▸ **Data supplied**:

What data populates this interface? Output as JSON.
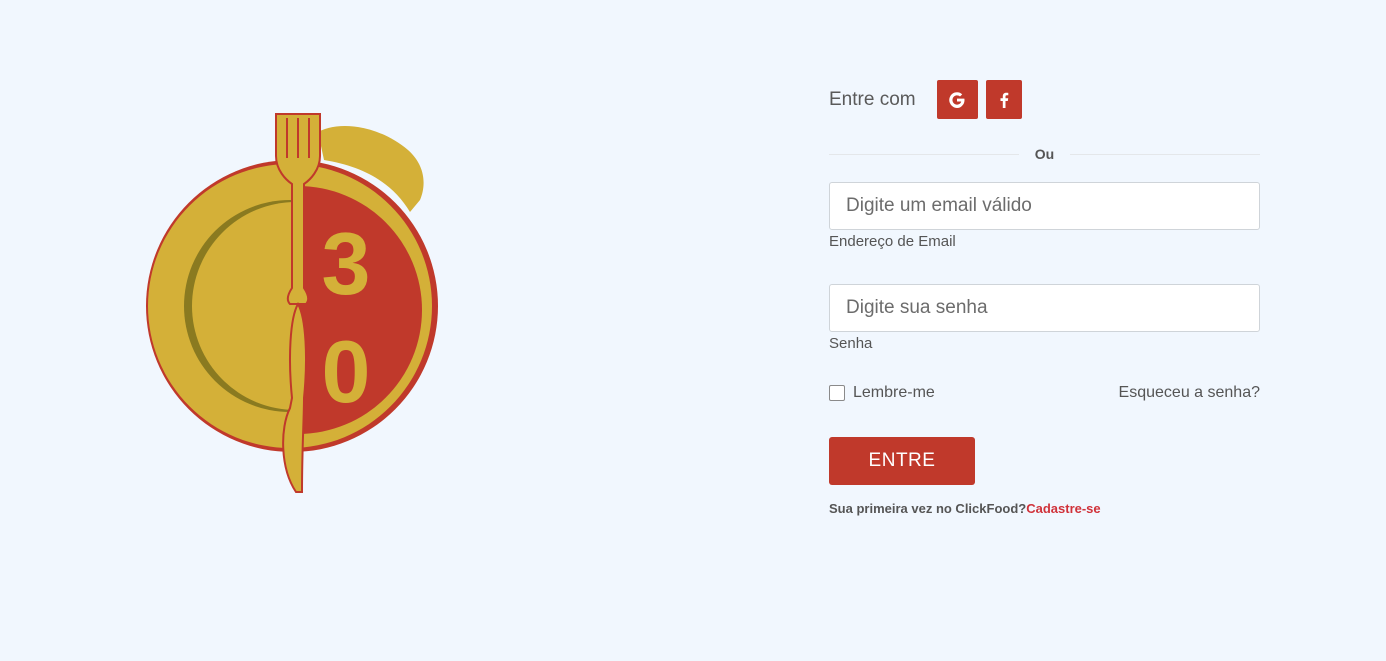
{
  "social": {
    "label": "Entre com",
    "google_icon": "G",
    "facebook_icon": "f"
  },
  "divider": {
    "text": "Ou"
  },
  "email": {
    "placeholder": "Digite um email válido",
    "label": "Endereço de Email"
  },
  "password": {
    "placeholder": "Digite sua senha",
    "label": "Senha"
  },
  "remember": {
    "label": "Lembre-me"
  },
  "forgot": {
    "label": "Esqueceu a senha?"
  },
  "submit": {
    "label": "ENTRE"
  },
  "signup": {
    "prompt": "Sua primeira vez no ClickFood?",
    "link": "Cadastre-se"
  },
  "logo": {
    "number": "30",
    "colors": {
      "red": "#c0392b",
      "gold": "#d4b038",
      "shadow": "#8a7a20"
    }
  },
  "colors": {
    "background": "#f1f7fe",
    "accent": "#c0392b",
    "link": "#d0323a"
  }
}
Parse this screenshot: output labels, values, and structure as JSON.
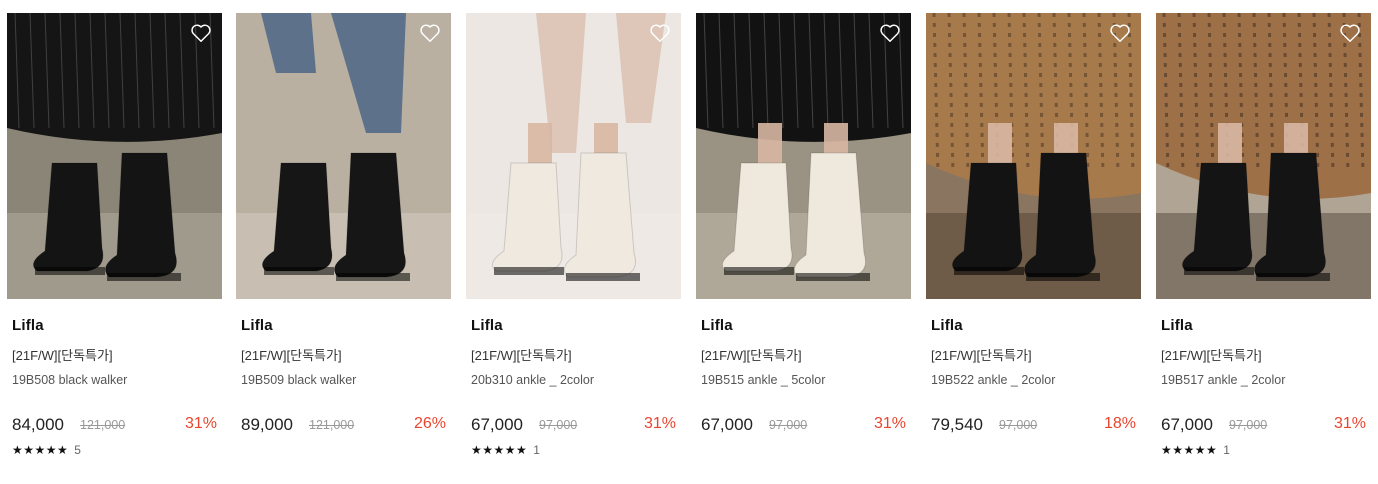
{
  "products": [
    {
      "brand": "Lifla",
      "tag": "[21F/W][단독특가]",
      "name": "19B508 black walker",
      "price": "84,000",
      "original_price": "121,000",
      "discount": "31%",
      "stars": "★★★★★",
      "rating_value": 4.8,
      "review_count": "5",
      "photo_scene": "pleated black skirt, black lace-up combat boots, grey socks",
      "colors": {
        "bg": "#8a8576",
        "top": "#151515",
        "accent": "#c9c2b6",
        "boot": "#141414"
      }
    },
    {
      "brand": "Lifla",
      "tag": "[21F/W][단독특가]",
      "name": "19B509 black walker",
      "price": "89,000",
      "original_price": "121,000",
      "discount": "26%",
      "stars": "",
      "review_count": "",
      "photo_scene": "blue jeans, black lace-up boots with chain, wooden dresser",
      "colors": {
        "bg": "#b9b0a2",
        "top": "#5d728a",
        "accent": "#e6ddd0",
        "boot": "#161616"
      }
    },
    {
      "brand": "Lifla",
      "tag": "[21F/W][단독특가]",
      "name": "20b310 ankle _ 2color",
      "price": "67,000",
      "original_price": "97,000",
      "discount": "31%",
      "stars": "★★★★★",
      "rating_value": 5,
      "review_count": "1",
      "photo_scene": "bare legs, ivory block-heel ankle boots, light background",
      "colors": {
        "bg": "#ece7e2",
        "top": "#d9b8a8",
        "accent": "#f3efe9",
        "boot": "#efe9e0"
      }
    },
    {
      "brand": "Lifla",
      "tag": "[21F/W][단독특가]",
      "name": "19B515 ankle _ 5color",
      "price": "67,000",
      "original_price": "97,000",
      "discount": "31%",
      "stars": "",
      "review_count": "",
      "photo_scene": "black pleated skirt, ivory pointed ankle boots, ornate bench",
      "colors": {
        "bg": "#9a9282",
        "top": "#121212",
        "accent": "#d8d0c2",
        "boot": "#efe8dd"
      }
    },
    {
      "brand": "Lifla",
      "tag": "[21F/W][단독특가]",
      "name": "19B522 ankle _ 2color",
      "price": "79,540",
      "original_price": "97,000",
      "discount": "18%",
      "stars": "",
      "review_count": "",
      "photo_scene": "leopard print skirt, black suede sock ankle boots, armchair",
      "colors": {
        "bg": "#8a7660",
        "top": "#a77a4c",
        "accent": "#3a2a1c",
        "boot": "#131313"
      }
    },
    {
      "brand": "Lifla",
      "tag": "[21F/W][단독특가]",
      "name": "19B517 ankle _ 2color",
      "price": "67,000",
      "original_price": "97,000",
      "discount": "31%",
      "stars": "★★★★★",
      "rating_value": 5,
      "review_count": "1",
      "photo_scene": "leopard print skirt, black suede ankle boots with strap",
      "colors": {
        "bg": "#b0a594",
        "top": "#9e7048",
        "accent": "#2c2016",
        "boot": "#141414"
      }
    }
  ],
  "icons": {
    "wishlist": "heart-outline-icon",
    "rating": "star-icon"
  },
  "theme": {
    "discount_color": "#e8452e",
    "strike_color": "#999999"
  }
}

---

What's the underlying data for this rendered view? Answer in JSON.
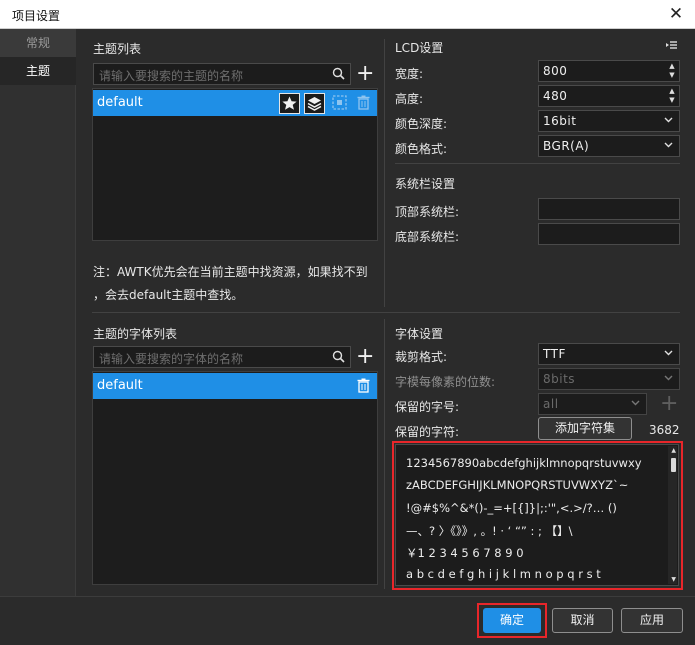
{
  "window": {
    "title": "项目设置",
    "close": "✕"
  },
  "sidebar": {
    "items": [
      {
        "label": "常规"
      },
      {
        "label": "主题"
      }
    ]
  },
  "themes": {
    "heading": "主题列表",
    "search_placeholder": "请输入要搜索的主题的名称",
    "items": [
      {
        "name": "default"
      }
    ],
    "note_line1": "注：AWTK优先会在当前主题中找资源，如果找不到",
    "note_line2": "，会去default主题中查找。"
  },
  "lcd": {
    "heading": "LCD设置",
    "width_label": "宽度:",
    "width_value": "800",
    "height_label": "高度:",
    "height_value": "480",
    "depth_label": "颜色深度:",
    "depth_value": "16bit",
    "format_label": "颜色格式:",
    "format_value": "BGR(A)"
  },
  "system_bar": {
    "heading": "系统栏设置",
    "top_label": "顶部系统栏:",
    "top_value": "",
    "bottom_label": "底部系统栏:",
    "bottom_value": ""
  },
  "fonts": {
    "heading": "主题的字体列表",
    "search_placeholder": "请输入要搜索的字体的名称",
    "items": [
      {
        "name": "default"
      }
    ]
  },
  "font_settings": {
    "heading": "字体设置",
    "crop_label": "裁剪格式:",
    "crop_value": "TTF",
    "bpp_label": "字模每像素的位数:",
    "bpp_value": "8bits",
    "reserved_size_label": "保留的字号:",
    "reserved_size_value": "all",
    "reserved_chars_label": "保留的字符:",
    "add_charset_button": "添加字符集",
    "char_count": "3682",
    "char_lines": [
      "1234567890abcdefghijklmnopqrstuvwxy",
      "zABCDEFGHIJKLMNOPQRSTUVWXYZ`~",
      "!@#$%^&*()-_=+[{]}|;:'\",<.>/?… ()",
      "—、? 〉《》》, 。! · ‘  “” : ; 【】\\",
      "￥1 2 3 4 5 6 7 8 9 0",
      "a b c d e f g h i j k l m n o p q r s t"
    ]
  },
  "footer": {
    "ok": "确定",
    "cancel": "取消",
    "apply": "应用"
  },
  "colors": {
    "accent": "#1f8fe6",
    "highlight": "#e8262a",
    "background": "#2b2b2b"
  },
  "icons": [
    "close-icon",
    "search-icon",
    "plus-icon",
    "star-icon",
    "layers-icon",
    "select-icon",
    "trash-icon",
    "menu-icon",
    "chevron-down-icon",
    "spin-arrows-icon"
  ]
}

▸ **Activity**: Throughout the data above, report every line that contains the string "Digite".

▸ **Answer for the task**:
    "placeholder": "Digite um email válido",
    "placeholder": "Digite sua senha",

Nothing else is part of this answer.